As the energy and climate crises continue, optimising dynamic HVAC Systems will benefit building occupiers, owners and the planet
As the cost of living and energy bills continue to skyrocket, going back to working from the office this winter seems like a tempting way to save on energy bills. Uswitch estimates that office workers could save £131 on their monthly bill from this October by going back to the office.
While a return to the office will be welcomed by many commercial real estate (CRE) landlords, it will lead to an increase in their energy bills and that of their tenants. Recent rising energy bills and looming net zero targets are incentives for commercial real estate landlords to look at how they optimise their Heating, Ventilation & Air Conditioning (HVAC) systems, which are major contributors to energy waste and carbon emissions.
On average, 40% of an office building’s energy costs can be attributed to the cooling, heating and ventilation of space so that HVAC optimisation can see substantial energy savings.

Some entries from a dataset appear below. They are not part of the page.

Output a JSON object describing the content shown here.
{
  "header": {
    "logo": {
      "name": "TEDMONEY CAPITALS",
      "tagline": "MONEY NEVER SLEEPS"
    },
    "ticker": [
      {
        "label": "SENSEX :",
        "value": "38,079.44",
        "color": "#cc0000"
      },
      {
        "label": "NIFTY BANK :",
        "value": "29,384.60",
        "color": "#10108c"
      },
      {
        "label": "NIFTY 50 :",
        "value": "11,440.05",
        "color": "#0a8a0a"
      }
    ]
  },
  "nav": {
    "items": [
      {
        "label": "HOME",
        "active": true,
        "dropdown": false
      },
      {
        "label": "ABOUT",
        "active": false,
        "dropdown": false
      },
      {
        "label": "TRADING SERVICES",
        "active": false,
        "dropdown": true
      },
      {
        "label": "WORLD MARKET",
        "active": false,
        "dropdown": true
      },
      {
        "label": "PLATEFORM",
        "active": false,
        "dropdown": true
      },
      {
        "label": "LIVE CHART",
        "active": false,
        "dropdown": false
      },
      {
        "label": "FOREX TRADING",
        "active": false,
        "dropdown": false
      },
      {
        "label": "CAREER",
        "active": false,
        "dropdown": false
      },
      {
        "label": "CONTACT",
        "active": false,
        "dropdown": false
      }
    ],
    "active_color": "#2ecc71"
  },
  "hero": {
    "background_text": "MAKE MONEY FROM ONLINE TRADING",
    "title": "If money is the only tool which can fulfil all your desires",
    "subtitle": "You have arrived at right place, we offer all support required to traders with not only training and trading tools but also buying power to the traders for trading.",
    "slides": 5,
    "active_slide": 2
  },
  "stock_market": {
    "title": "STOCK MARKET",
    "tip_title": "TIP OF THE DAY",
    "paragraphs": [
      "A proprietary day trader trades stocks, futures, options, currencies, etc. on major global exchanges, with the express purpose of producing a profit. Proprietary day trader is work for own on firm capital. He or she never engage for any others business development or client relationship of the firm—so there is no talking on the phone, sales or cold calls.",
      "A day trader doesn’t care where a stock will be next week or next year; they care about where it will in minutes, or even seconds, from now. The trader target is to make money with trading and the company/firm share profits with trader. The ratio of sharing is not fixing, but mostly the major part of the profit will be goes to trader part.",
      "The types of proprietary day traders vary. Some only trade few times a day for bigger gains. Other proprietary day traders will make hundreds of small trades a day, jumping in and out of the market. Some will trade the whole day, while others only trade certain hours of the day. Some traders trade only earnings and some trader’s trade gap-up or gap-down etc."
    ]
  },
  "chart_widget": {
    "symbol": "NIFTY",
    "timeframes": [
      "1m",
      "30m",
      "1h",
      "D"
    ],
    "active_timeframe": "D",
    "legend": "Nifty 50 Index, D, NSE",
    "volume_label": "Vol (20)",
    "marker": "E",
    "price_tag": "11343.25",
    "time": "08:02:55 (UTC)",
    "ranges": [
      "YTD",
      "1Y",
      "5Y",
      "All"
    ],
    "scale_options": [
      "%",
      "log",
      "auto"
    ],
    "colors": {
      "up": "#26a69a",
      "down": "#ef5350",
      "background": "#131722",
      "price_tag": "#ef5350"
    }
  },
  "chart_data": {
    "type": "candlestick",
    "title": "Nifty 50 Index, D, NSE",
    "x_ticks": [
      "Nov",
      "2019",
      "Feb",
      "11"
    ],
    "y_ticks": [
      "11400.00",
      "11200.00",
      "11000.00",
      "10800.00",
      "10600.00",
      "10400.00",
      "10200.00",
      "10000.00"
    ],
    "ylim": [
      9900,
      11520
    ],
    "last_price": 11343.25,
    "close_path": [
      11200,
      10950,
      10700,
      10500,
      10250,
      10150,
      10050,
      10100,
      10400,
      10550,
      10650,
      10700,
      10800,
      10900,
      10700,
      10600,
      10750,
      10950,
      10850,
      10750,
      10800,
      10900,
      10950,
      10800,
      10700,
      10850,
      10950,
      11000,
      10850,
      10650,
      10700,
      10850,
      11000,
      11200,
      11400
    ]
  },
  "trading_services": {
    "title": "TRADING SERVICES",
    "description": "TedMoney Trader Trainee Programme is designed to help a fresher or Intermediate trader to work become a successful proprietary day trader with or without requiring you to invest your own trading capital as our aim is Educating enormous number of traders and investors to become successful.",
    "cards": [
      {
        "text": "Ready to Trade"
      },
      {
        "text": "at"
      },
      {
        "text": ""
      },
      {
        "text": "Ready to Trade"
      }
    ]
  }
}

However, fully optimising HVAC systems can also be time-consuming and difficult at scale.
Nevertheless, the pandemic has seen a rise in the implementation of IoT, we have more and more data that we can use in multiple ways. Space utilisation insights from one or multiple sources can be used not only to influence decisions on operational, design and cleaning requirements of the office but can also be useful in adapting HVAC schedules to a more demand-based system that is dynamic to the changing use of space.
Not only does this mean CRE landlords can reduce their soaring energy bills but they can also pass on cost savings to tenants, giving themselves a differentiator in an ever-competitive market.
What do we mean by dynamic HVAC optimisation?
Dynamic HVAC optimisation is a process of improving the performance of heating, ventilation and air conditioning systems based on real-time changes in a building’s use or environment. Ongoing adjustments better match performance to the ever-changing needs of a building. This not only makes for a more comfortable environment for occupiers but can also lead to significant cost savings.
Rather than having a building engineer continuously monitor how people are using a space and making adjustments periodically, software solutions that analyse real-time data sources can adjust HVAC performance to counter changes, such as rising temperature from an increase in bodies in specific rooms or zones. This means HVAC can be left in a low power state during working hours and automatically provides just enough airflow or cooling in the right place at the right time for optimal occupier comfort.
What’s the best way to start implementing dynamic HVAC systems?
The first step to implementing a dynamic HVAC system by combining data sources into one easy-to-read/view location. This data can include information about the system’s performance, your building’s energy use, space utilisation and environmental conditions, among other things.
The problem is most of this data is siloed on different platforms by different manufacturers and often in different formats. Ensuring a system is in place to consolidate and equalise the data sets is imperative to analysing that data as a whole rather than as individual disconnected data sets.
To effectively use data, you need to be able to see correlations and patterns. Data consolidation has traditionally been one of the industry’s biggest challenges, but now it’s becoming more accessible as more interoperable products and consolidated dashboards have hit the market.
To read the full post and learn about the analysis, action and return on investment, you can read the full feature by PBC Today here. Or read this feature and the more in November 2022’s edition of the PBC Today magazine.
To learn more about how to turn your HVAC system into a dynamic system and improve energy efficiency, book a call with us today: